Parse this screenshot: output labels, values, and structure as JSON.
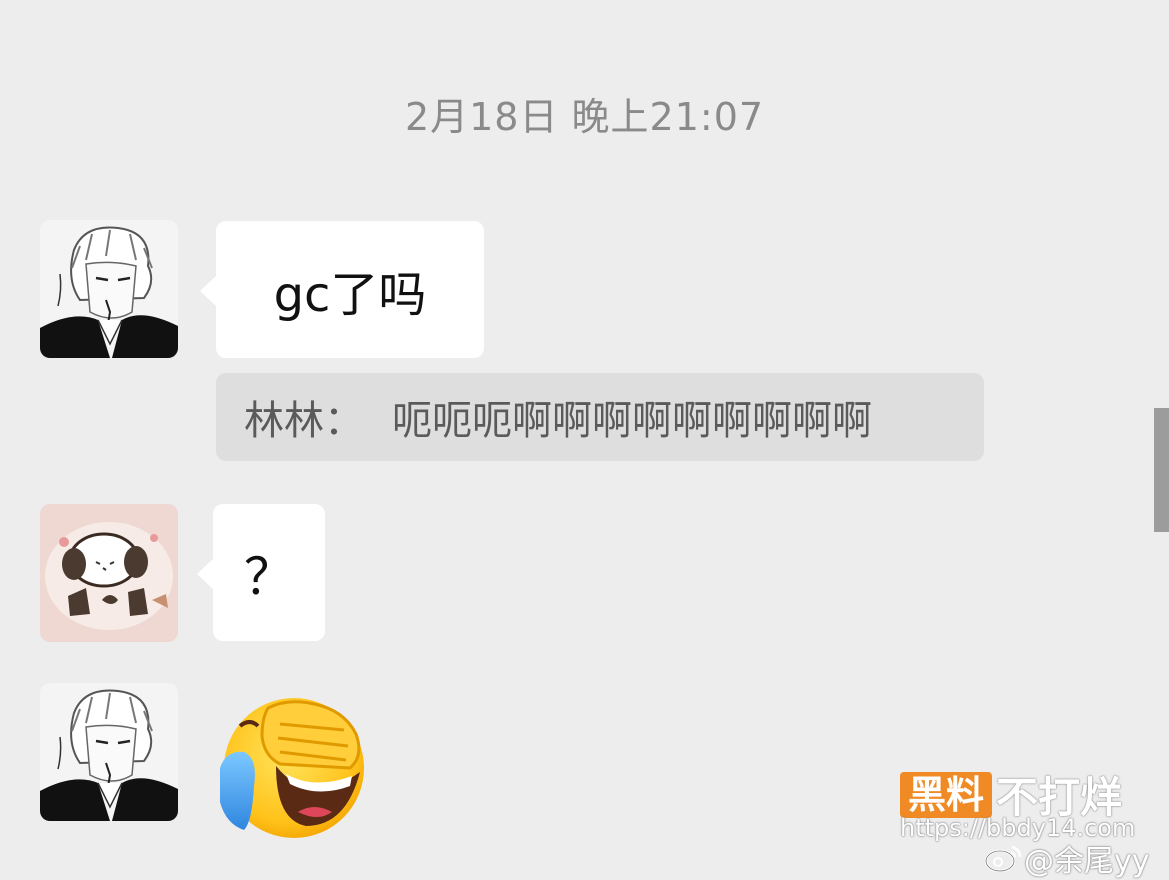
{
  "chat": {
    "timestamp": "2月18日 晚上21:07",
    "messages": [
      {
        "sender_avatar": "white-haired-character-avatar",
        "text": "gc了吗",
        "quote": {
          "name": "林林：",
          "text": "呃呃呃啊啊啊啊啊啊啊啊啊"
        }
      },
      {
        "sender_avatar": "puppy-sticker-avatar",
        "text": "？"
      },
      {
        "sender_avatar": "white-haired-character-avatar",
        "sticker": "face-palm-laughing-crying-emoji"
      }
    ]
  },
  "watermark": {
    "logo_box": "黑料",
    "logo_text": "不打烊",
    "url": "https://bbdy14.com",
    "weibo_handle": "@余尾yy"
  },
  "colors": {
    "background": "#ededed",
    "bubble": "#ffffff",
    "quote_bg": "#dedede",
    "timestamp_text": "#8a8a8a",
    "accent_orange": "#f08a24"
  }
}
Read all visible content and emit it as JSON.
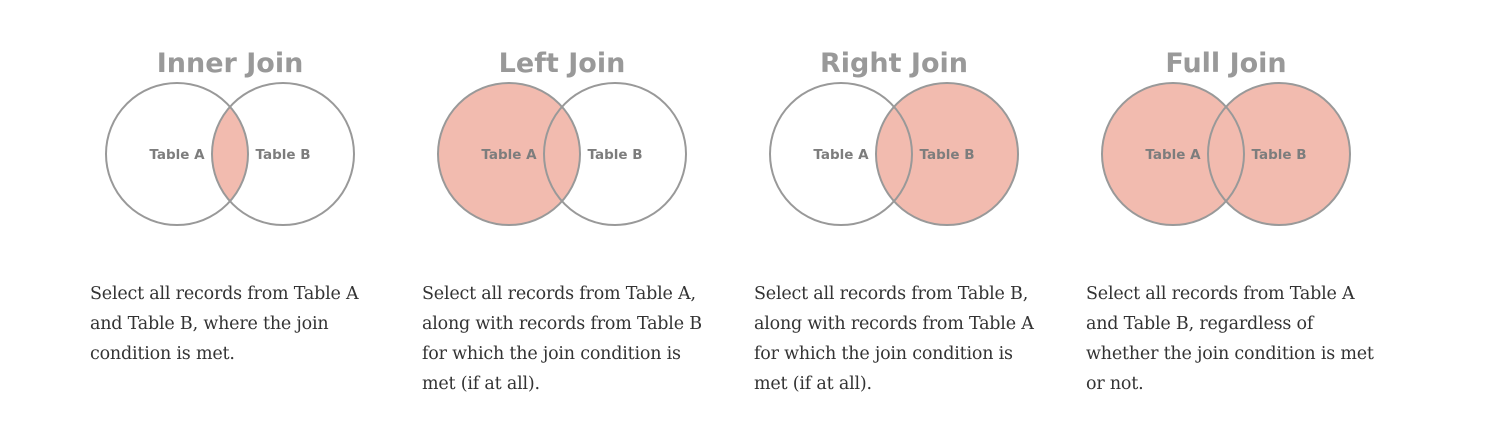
{
  "colors": {
    "fill": "#f2bbaf",
    "stroke": "#999999",
    "title": "#999999",
    "label": "#7d7d7d",
    "body_text": "#333333"
  },
  "joins": [
    {
      "title": "Inner Join",
      "table_a": "Table A",
      "table_b": "Table B",
      "highlight": "intersection",
      "description": "Select all records from Table A and Table B, where the join condition is met."
    },
    {
      "title": "Left Join",
      "table_a": "Table A",
      "table_b": "Table B",
      "highlight": "left",
      "description": "Select all records from Table A, along with records from Table B for which the join condition is met (if at all)."
    },
    {
      "title": "Right Join",
      "table_a": "Table A",
      "table_b": "Table B",
      "highlight": "right",
      "description": "Select all records from Table B, along with records from Table A for which the join condition is met (if at all)."
    },
    {
      "title": "Full Join",
      "table_a": "Table A",
      "table_b": "Table B",
      "highlight": "full",
      "description": "Select all records from Table A and Table B, regardless of whether the join condition is met or not."
    }
  ]
}
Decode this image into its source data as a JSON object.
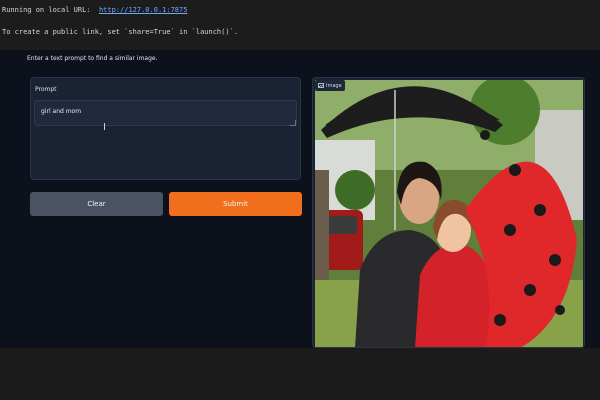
{
  "terminal": {
    "line1_prefix": "Running on local URL:  ",
    "line1_url": "http://127.0.0.1:7875",
    "line2": "To create a public link, set `share=True` in `launch()`."
  },
  "app": {
    "description": "Enter a text prompt to find a similar image.",
    "prompt": {
      "label": "Prompt",
      "value": "girl and mom"
    },
    "buttons": {
      "clear": "Clear",
      "submit": "Submit"
    },
    "image_output": {
      "label": "Image",
      "icon": "image-icon"
    }
  },
  "colors": {
    "app_bg": "#0c111c",
    "submit": "#f06e1c",
    "clear": "#4b5262",
    "link": "#6fa8ff"
  }
}
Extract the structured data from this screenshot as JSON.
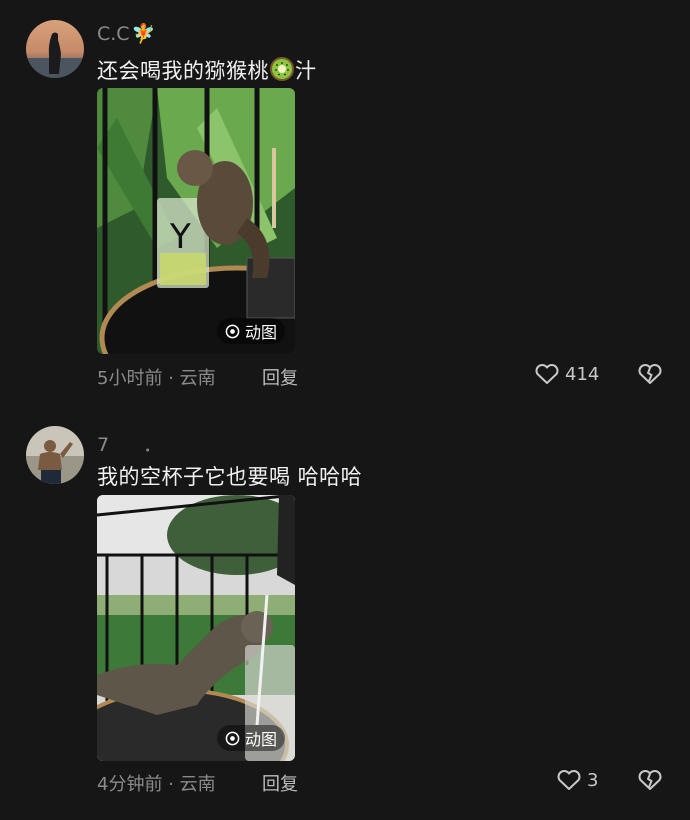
{
  "comments": [
    {
      "username": "C.C",
      "username_emoji": "🧚",
      "text": "还会喝我的猕猴桃",
      "text_suffix": "汁",
      "media_badge": "动图",
      "time": "5小时前",
      "location": "云南",
      "separator": "·",
      "reply_label": "回复",
      "like_count": "414"
    },
    {
      "username": "7",
      "username_extra": "．",
      "text": "我的空杯子它也要喝 哈哈哈",
      "media_badge": "动图",
      "time": "4分钟前",
      "location": "云南",
      "separator": "·",
      "reply_label": "回复",
      "like_count": "3"
    }
  ],
  "icons": {
    "like": "heart-outline-icon",
    "dislike": "broken-heart-icon",
    "gif": "gif-play-icon"
  },
  "colors": {
    "background": "#161616",
    "text": "#f1f1f1",
    "meta": "#8a8a8a"
  }
}
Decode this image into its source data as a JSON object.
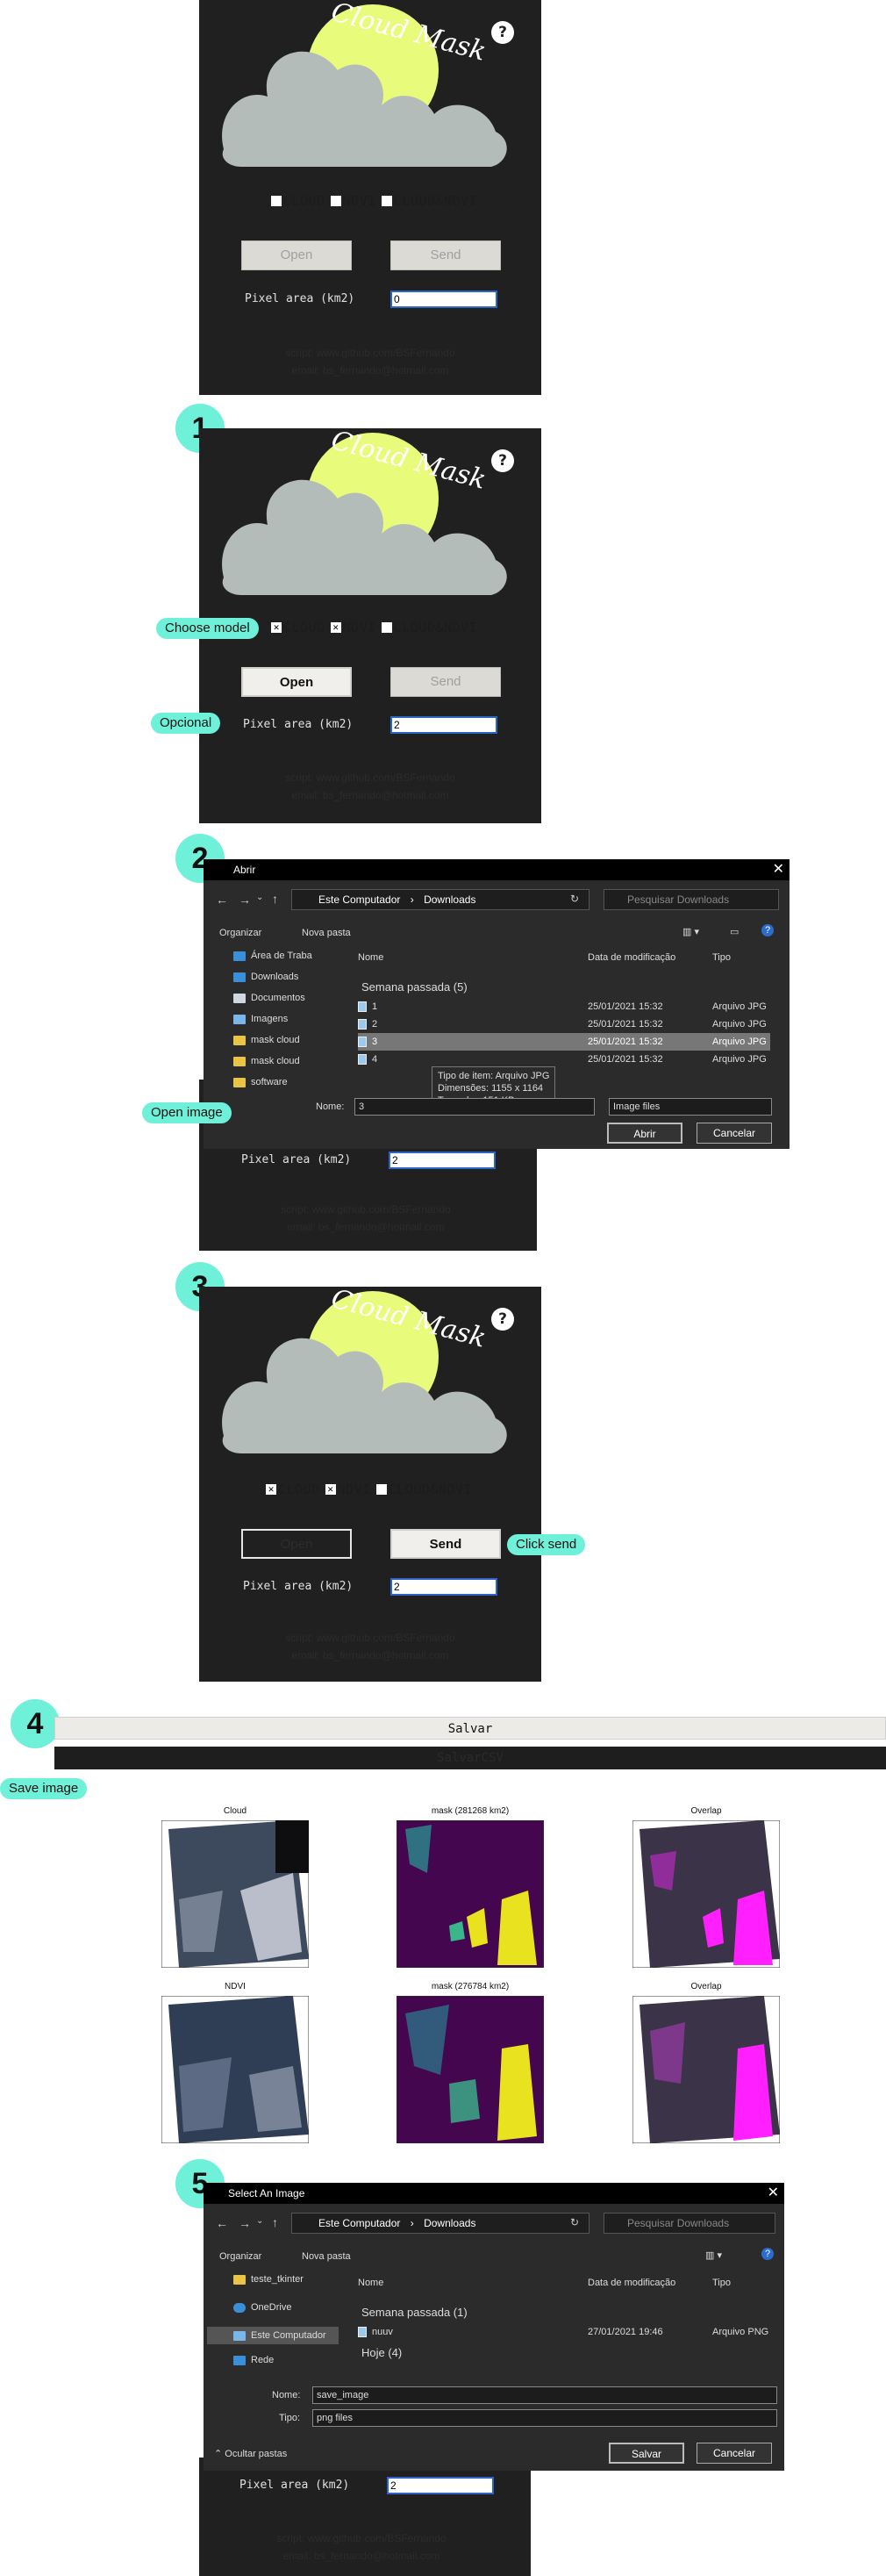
{
  "logo": {
    "text": "Cloud Mask"
  },
  "help": {
    "label": "?"
  },
  "app_panels": [
    {
      "checkboxes": [
        {
          "label": "CLOUD",
          "checked": false
        },
        {
          "label": "NDVI",
          "checked": false
        },
        {
          "label": "CLOUD&NDVI",
          "checked": false
        }
      ],
      "open_label": "Open",
      "send_label": "Send",
      "pixel_label": "Pixel area (km2)",
      "pixel_value": "0",
      "credit_1": "script: www.github.com/BSFernando",
      "credit_2": "email: bs_fernando@hotmail.com"
    },
    {
      "checkboxes": [
        {
          "label": "CLOUD",
          "checked": true
        },
        {
          "label": "NDVI",
          "checked": true
        },
        {
          "label": "CLOUD&NDVI",
          "checked": false
        }
      ],
      "open_label": "Open",
      "send_label": "Send",
      "pixel_label": "Pixel area (km2)",
      "pixel_value": "2",
      "credit_1": "script: www.github.com/BSFernando",
      "credit_2": "email: bs_fernando@hotmail.com"
    },
    {
      "pixel_label": "Pixel area (km2)",
      "pixel_value": "2",
      "credit_1": "script: www.github.com/BSFernando",
      "credit_2": "email: bs_fernando@hotmail.com"
    },
    {
      "checkboxes": [
        {
          "label": "CLOUD",
          "checked": true
        },
        {
          "label": "NDVI",
          "checked": true
        },
        {
          "label": "CLOUD&NDVI",
          "checked": false
        }
      ],
      "open_label": "Open",
      "send_label": "Send",
      "pixel_label": "Pixel area (km2)",
      "pixel_value": "2",
      "credit_1": "script: www.github.com/BSFernando",
      "credit_2": "email: bs_fernando@hotmail.com"
    },
    {
      "pixel_label": "Pixel area (km2)",
      "pixel_value": "2",
      "credit_1": "script: www.github.com/BSFernando",
      "credit_2": "email: bs_fernando@hotmail.com"
    }
  ],
  "steps": [
    "1",
    "2",
    "3",
    "4",
    "5"
  ],
  "tags": {
    "choose_model": "Choose model",
    "opcional": "Opcional",
    "open_image": "Open image",
    "click_send": "Click send",
    "save_image": "Save image"
  },
  "open_dialog": {
    "title": "Abrir",
    "path_root": "Este Computador",
    "path_folder": "Downloads",
    "search_placeholder": "Pesquisar Downloads",
    "organize": "Organizar",
    "new_folder": "Nova pasta",
    "sidebar": [
      "Área de Traba",
      "Downloads",
      "Documentos",
      "Imagens",
      "mask cloud",
      "mask cloud",
      "software"
    ],
    "columns": [
      "Nome",
      "Data de modificação",
      "Tipo"
    ],
    "group": "Semana passada (5)",
    "rows": [
      {
        "name": "1",
        "date": "25/01/2021 15:32",
        "type": "Arquivo JPG"
      },
      {
        "name": "2",
        "date": "25/01/2021 15:32",
        "type": "Arquivo JPG"
      },
      {
        "name": "3",
        "date": "25/01/2021 15:32",
        "type": "Arquivo JPG"
      },
      {
        "name": "4",
        "date": "25/01/2021 15:32",
        "type": "Arquivo JPG"
      }
    ],
    "tooltip": [
      "Tipo de item: Arquivo JPG",
      "Dimensões: 1155 x 1164",
      "Tamanho: 151 KB"
    ],
    "name_label": "Nome:",
    "name_value": "3",
    "filter": "Image files",
    "ok": "Abrir",
    "cancel": "Cancelar"
  },
  "save_bar": {
    "save": "Salvar",
    "save_csv": "SalvarCSV"
  },
  "plots": {
    "titles": [
      "Cloud",
      "mask (281268 km2)",
      "Overlap",
      "NDVI",
      "mask (276784 km2)",
      "Overlap"
    ]
  },
  "save_dialog": {
    "title": "Select An Image",
    "path_root": "Este Computador",
    "path_folder": "Downloads",
    "search_placeholder": "Pesquisar Downloads",
    "organize": "Organizar",
    "new_folder": "Nova pasta",
    "sidebar": [
      "teste_tkinter",
      "OneDrive",
      "Este Computador",
      "Rede"
    ],
    "columns": [
      "Nome",
      "Data de modificação",
      "Tipo"
    ],
    "group": "Semana passada (1)",
    "rows": [
      {
        "name": "nuuv",
        "date": "27/01/2021 19:46",
        "type": "Arquivo PNG"
      }
    ],
    "group2": "Hoje (4)",
    "name_label": "Nome:",
    "name_value": "save_image",
    "type_label": "Tipo:",
    "type_value": "png files",
    "hide_folders": "Ocultar pastas",
    "ok": "Salvar",
    "cancel": "Cancelar"
  }
}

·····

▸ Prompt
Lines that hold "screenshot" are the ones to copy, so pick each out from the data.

▸ Completed task
Parse this screenshot: output labels, values, and structure as JSON.
Extract the structured data from this screenshot as JSON.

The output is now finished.